It was an interesting process describing the Féhéwi rings in my books, because they were an important inspiration in my design. Their casting process was also very influencial for me to explore and to learn from. Surprisingly, there was a lot of information in other books, which were largely congruent and identical. No wonder, its purpose is also a very exciting story.
But, and that was the dilemma, finding an authentic ring was the problem. There were loads of beautiful rings that looked amazing at first sight. Their design was just beyond. Impressive in size, loads of decorations and details, and all kind of lost wax techniques imaginable. But all these rings were absolutely unbearable, and most of them more phantasy than authentic. They were overloaded and truly a pain on your hand, when trying them on (I always try on tribal objects, especially the masks to see if they fit, as one sign of authenticity. If they don't fit or are uncomfortable, I leave it).

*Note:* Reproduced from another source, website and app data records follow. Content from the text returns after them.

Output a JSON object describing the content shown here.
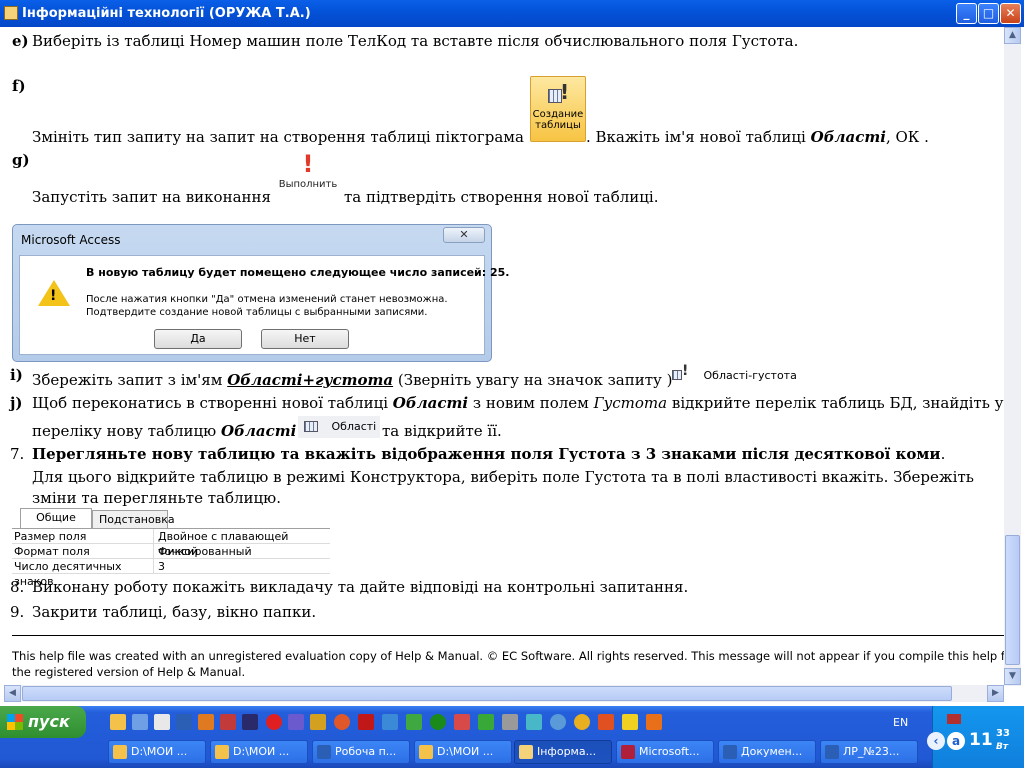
{
  "window": {
    "title": "Інформаційні технології (ОРУЖА Т.А.)",
    "minimize": "_",
    "maximize": "□",
    "close": "✕"
  },
  "doc": {
    "e_marker": "e)",
    "e_text": "Виберіть із таблиці Номер машин поле ТелКод та вставте після обчислювального поля Густота.",
    "f_marker": "f)",
    "f_text_a": "Змініть тип запиту на запит на створення таблиці  піктограма",
    "f_text_b": ". Вкажіть  ім'я нової таблиці",
    "f_text_c": "Області",
    "f_text_d": ", ОК .",
    "create_btn_line1": "Создание",
    "create_btn_line2": "таблицы",
    "g_marker": "g)",
    "g_text_a": "Запустіть запит на виконання",
    "g_text_b": "та підтвердіть створення нової таблиці.",
    "run_btn_label": "Выполнить",
    "dialog": {
      "title": "Microsoft Access",
      "close": "✕",
      "msg1": "В новую таблицу будет помещено следующее число записей: 25.",
      "msg2": "После нажатия кнопки \"Да\" отмена изменений станет невозможна.",
      "msg3": "Подтвердите создание новой таблицы с выбранными записями.",
      "yes": "Да",
      "no": "Нет"
    },
    "i_marker": "i)",
    "i_text_a": "Збережіть запит  з ім'ям",
    "i_text_b": "Області+густота",
    "i_text_c": "(Зверніть увагу на значок запиту )",
    "query_chip_label": "Області-густота",
    "j_marker": "j)",
    "j_text_a": "Щоб переконатись в створенні нової таблиці",
    "j_text_b": "Області",
    "j_text_c": "з новим полем",
    "j_text_d": "Густота",
    "j_text_e": "відкрийте перелік таблиць БД, знайдіть у",
    "j2_text_a": "переліку нову таблицю",
    "j2_text_b": "Області",
    "j2_text_c": "та відкрийте її.",
    "table_chip_label": "Області",
    "s7_marker": "7.",
    "s7_bold": "Перегляньте нову таблицю  та вкажіть відображення поля Густота з 3 знаками після десяткової коми",
    "s7_end": ".",
    "s7_line2": "Для цього відкрийте таблицю в режимі Конструктора, виберіть поле Густота та в полі властивості вкажіть. Збережіть",
    "s7_line3": "зміни та перегляньте таблицю.",
    "props": {
      "tab_general": "Общие",
      "tab_lookup": "Подстановка",
      "rows": [
        {
          "name": "Размер поля",
          "value": "Двойное с плавающей точкой"
        },
        {
          "name": "Формат поля",
          "value": "Фиксированный"
        },
        {
          "name": "Число десятичных знаков",
          "value": "3"
        }
      ]
    },
    "s8_marker": "8.",
    "s8_text": "Виконану роботу покажіть викладачу та дайте відповіді на контрольні запитання.",
    "s9_marker": "9.",
    "s9_text": "Закрити таблиці, базу, вікно папки.",
    "footer1": "This help file was created with an unregistered evaluation copy of Help & Manual. © EC Software. All rights reserved. This message will not appear if you compile this help fil",
    "footer2": "the registered version of Help & Manual."
  },
  "scroll": {
    "up": "▲",
    "down": "▼",
    "left": "◀",
    "right": "▶"
  },
  "taskbar": {
    "start_label": "пуск",
    "tasks": [
      {
        "label": "D:\\МОИ ..."
      },
      {
        "label": "D:\\МОИ ..."
      },
      {
        "label": "Робоча п..."
      },
      {
        "label": "D:\\МОИ ..."
      },
      {
        "label": "Інформа..."
      },
      {
        "label": "Microsoft..."
      },
      {
        "label": "Докумен..."
      },
      {
        "label": "ЛР_№23..."
      }
    ],
    "lang": "EN",
    "clock_hour": "11",
    "clock_min": "33",
    "clock_day": "Вт"
  }
}
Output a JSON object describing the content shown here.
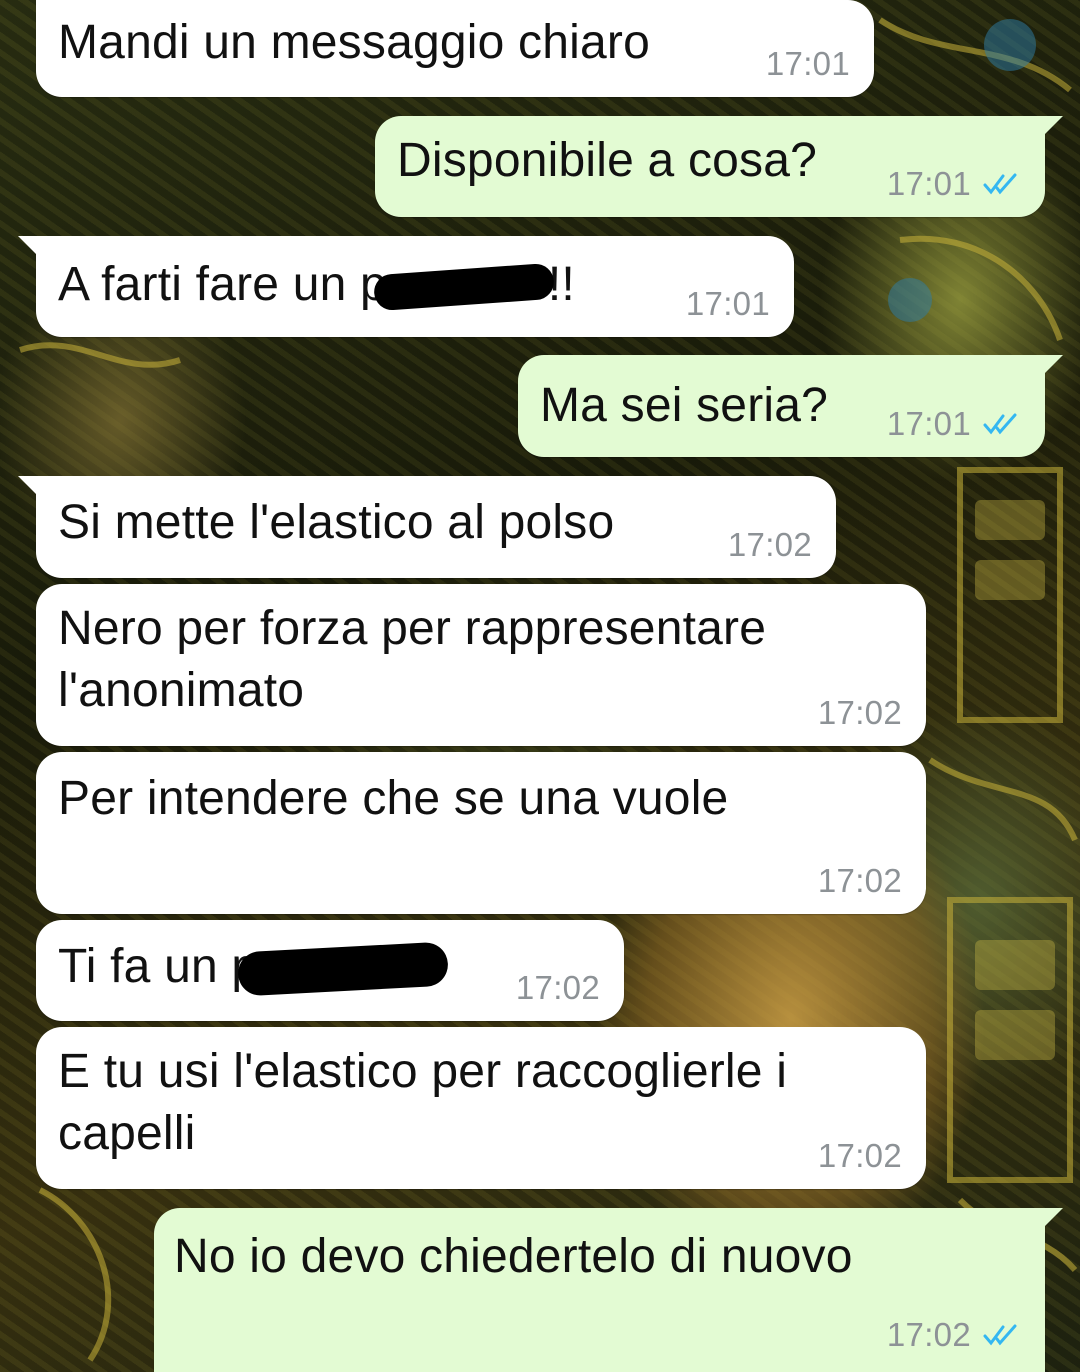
{
  "messages": [
    {
      "id": "m1",
      "direction": "incoming",
      "text": "Mandi un messaggio chiaro",
      "time": "17:01"
    },
    {
      "id": "m2",
      "direction": "outgoing",
      "text": "Disponibile a cosa?",
      "time": "17:01",
      "status": "read"
    },
    {
      "id": "m3",
      "direction": "incoming",
      "text_before": "A farti fare un po",
      "text_after": "!!",
      "redacted": true,
      "time": "17:01"
    },
    {
      "id": "m4",
      "direction": "outgoing",
      "text": "Ma sei seria?",
      "time": "17:01",
      "status": "read"
    },
    {
      "id": "m5",
      "direction": "incoming",
      "text": "Si mette l'elastico al polso",
      "time": "17:02"
    },
    {
      "id": "m6",
      "direction": "incoming",
      "lines": [
        "Nero per forza per rappresentare",
        "l'anonimato"
      ],
      "time": "17:02"
    },
    {
      "id": "m7",
      "direction": "incoming",
      "text": "Per intendere che se una vuole",
      "time": "17:02"
    },
    {
      "id": "m8",
      "direction": "incoming",
      "text_before": "Ti fa un p",
      "redacted": true,
      "time": "17:02"
    },
    {
      "id": "m9",
      "direction": "incoming",
      "lines": [
        "E tu usi l'elastico per raccoglierle i",
        "capelli"
      ],
      "time": "17:02"
    },
    {
      "id": "m10",
      "direction": "outgoing",
      "text": "No io devo chiedertelo di nuovo",
      "time": "17:02",
      "status": "read"
    }
  ],
  "colors": {
    "incoming_bubble": "#ffffff",
    "outgoing_bubble": "#e3fbd3",
    "timestamp": "#8d9296",
    "read_ticks": "#34b7f1"
  },
  "icons": {
    "read_receipt": "double-check-icon"
  }
}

Right before my deadline of my second book my friend Souleymane Arachi came from Napié, south of Korhogo, and found a ring for me. I will tell you honestly, I didn't like it. I was disappointed. The ring is misshappen and quirky. And it shows neither elegance nor aesthetics, what you know from other rings. But it was worn, and probably not just by one owner.
Before I get into the history and background of these rings, I would first like to name the indications why the ring can be described as authentic: As a jewelry designer I can see, when metal like bronze is darkened with chemicals, like Noirit. I use that lye to darken the metal on my creations to get a vintage look. This ring has darkened naturally by age. It is not antique, not from before 1945. But the ring was also not recently made in the last 20 years. Second indicator is the patching on one of the horns, that obviously broke. It is not soldered, it is casted, which makes that reparation even more interesting. I persume the wax prototype broke and it got fixed with wax before casted. And finally the third indicator, and that one you can simply not fake, is the abrasion and the polish inside the ring itself. And also very impressive, that the owner changed. The ring received a knotted binding for the new and smaller size. It looks like a woollen yarn was used, which felted over the time.
The Féhéwi rings always show an ox head. These rings are worn by a group of Gbato-Senufo (natural) healers, the Nokârigâh. But these rings are also documented in neighboring groups around Korhogo having the same name. It is worn on the middle finger as an official identification mark and as a confession to this group. The Nokârigâh are men who have the gift of transforming themselves into an ox in a ceremony. The Féhéwi ring is held by the wearer with his teeth and then sees from the point of view of the animal. Back in his human consciousness, he now knows how to outwit the animal for his benefit (Glänzend wie Gold, Till Förster, pages 201 - 202. Afrika Begegnung, Artur Elmer, page 85).
The Féhéwi is also known and described as the "silent ring" or "ring of silence". However, I could not find a clear explanation for that. Only that the wearer cannot speak when holding the ring in his mouth, obviously. And that a Nokârigâh is bound to silence and that his affiliation to this covenant is secret. However, the fact that these rings are worn officially and visibly by everyone speaks against it.
Senufo Féhéwi ring. Collected by Souleymane Arachi in Napié, south of Korhogo.
7,5 x 6,5 x 3,5 cm, bronze.
- Wenn Neuordnung Ordnung schafft, Markus Ehrhard, page 88 - 89.
Content and images by Markus Ehrhard